Classification and Organization of Data in Scheduling Software

Author: Dinesh Adithan

In scheduling software, a shift is the basic building block of a schedule. A shift has many built-in attributes to support the classification, planning, and retrieval activities. Typical attributes are employee, customer, site, service and of course, date & time. Many of these attributes are hierarchical in nature. For example, employee belongs to a department, a site belongs to a customer, etc. Having these hierarchies allows quick and easy grouping of data for operational and reporting purposes. These are typically shown as organizational charts or folder structures, for example:

Scheduling SoftwareEmployee Scheduling Software

Hierarchies are supported by most scheduling software; they provide flexibility by allowing it to be as broad as possible (for example, unlimited departments, unlimited employees per department), but are typically inflexible when new layers have to be introduced. For example, if an organization wants to introduce a team layer between department and employees (employees belong to a team, team belongs to a department), this is a very hard change.

A common workaround is to use a naming convention and use it consistently; for e.g. this naming convention can be used to name departments – “dept A: team 1”, “dept A: team 2”, “dept B: team x.” This needs to be done manually and if done consistently, is effective and the trade-offs are acceptable.

A second limitation of a hierarchy is that a value always belongs to a single parent. This is strictly enforced. The way to overcome this is to create groups; for example, a supervisor group that includes staff from different departments.

Staff Scheduling Software

At Celayix software, we are trying to push the boundaries of our code, so that we can better configure our software to meet the customers’ view of their operations. An innovation we have implemented is the new labour forecasting module to support multiple levels of event types for different customers.
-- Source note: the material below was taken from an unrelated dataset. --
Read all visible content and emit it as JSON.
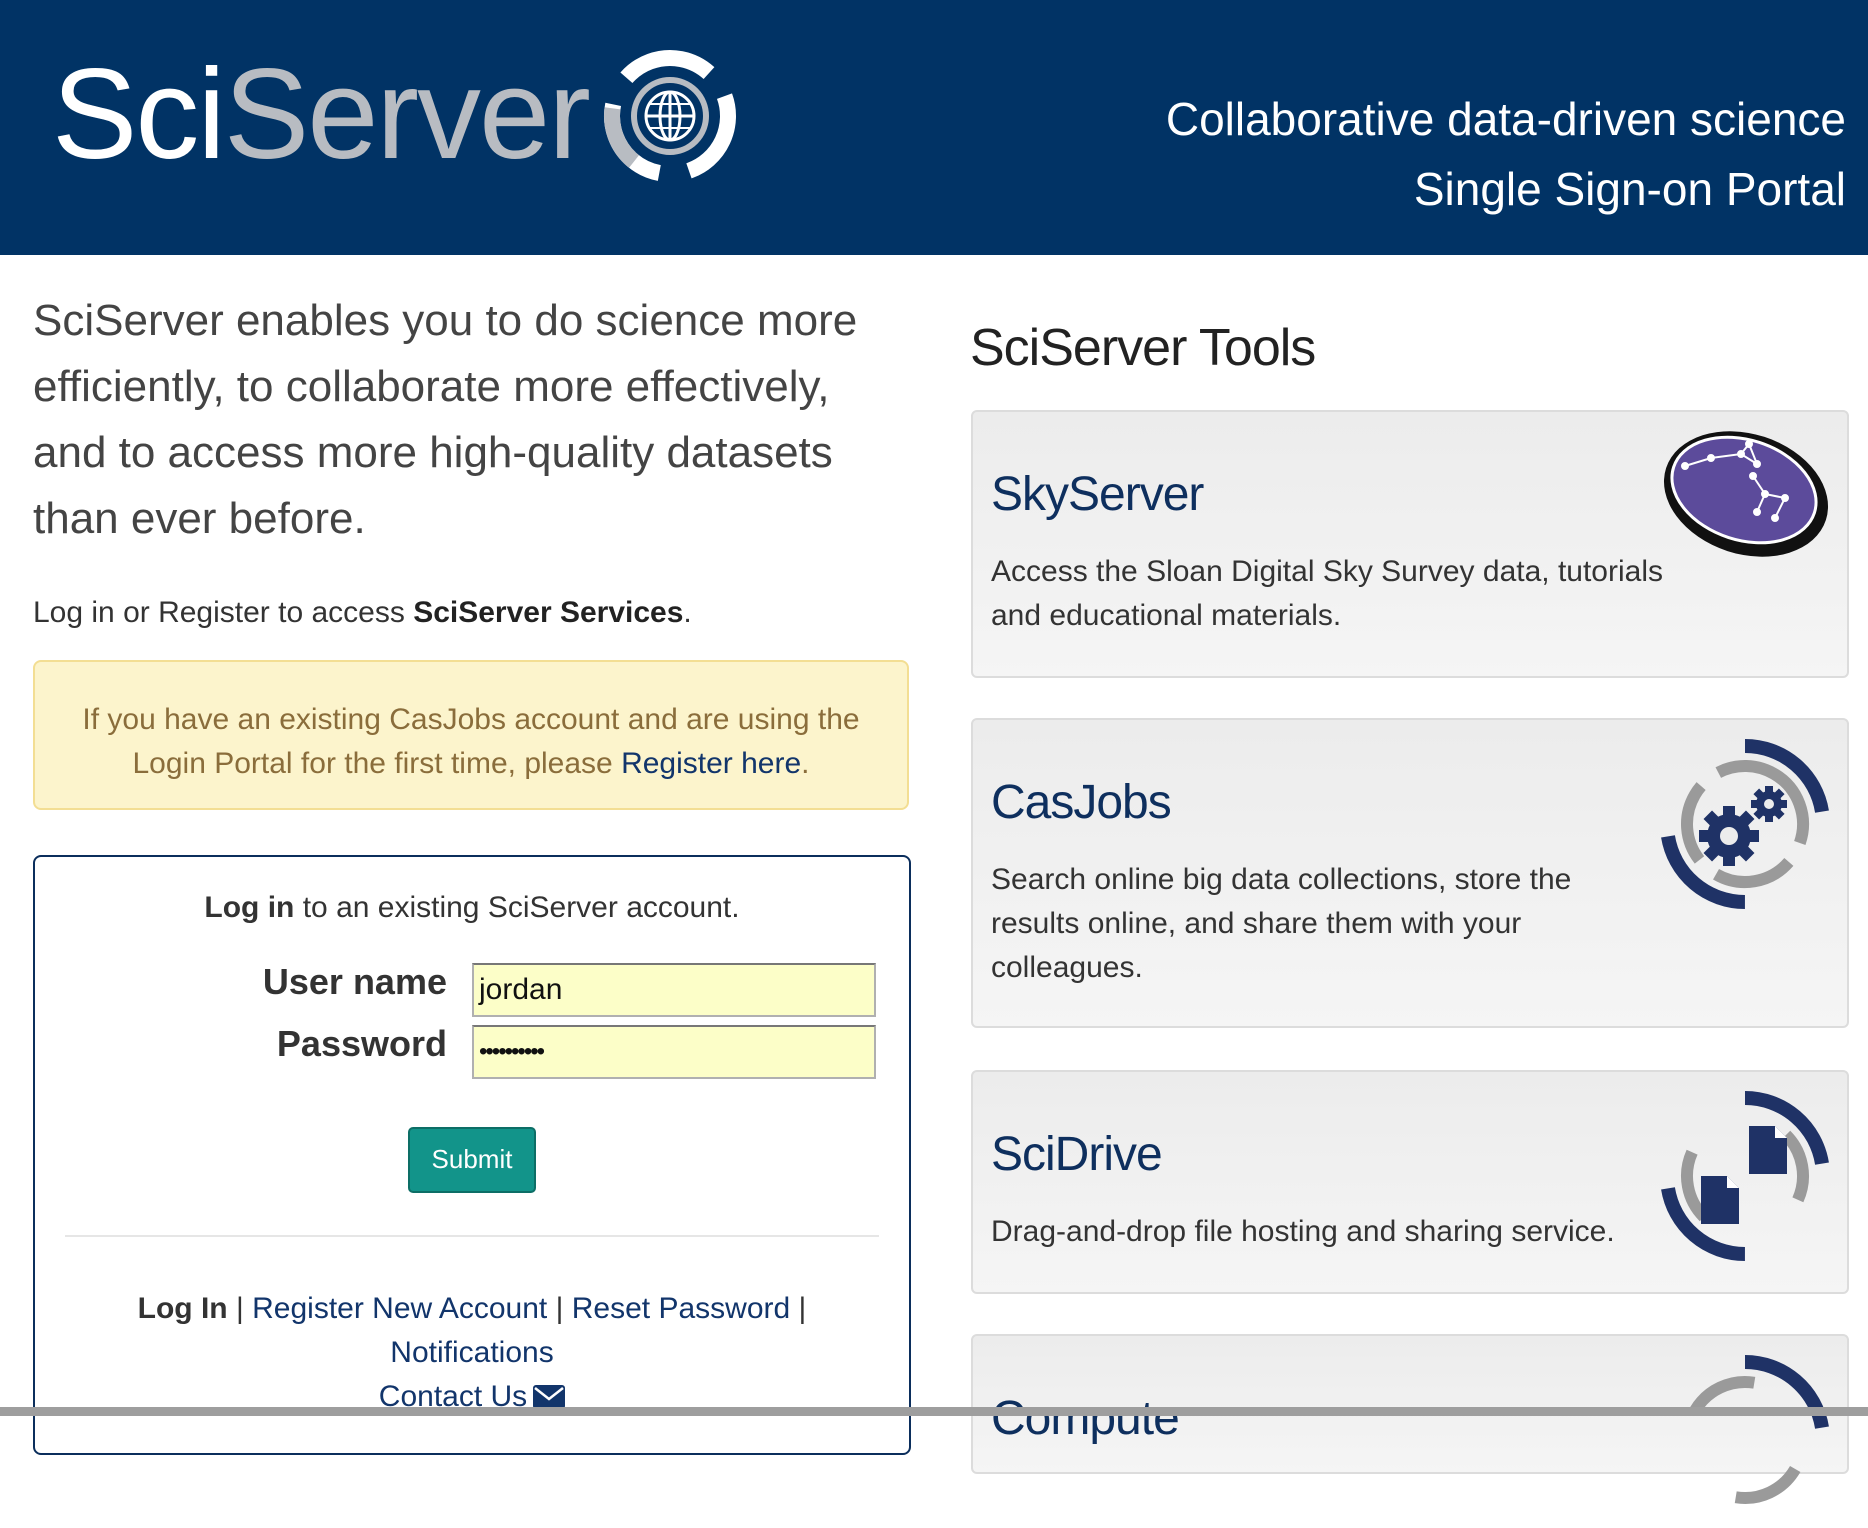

For example, one customer may have a wedding event type, with indoor and outdoor sub-type, and another customer might have a more complex hierarchy like:

Event      |        Sub-type      |      Sub-sub-type

Dinner     |        Buffet           |      Standing        

Lunch      |                             |      Sit-down        

Plated      |         2 Course      |      3 Course        

This customizable hierarchy, along with a more sophisticated way to calculate shifts based on guest counts, leads to a powerful labour forecasting scheduling software.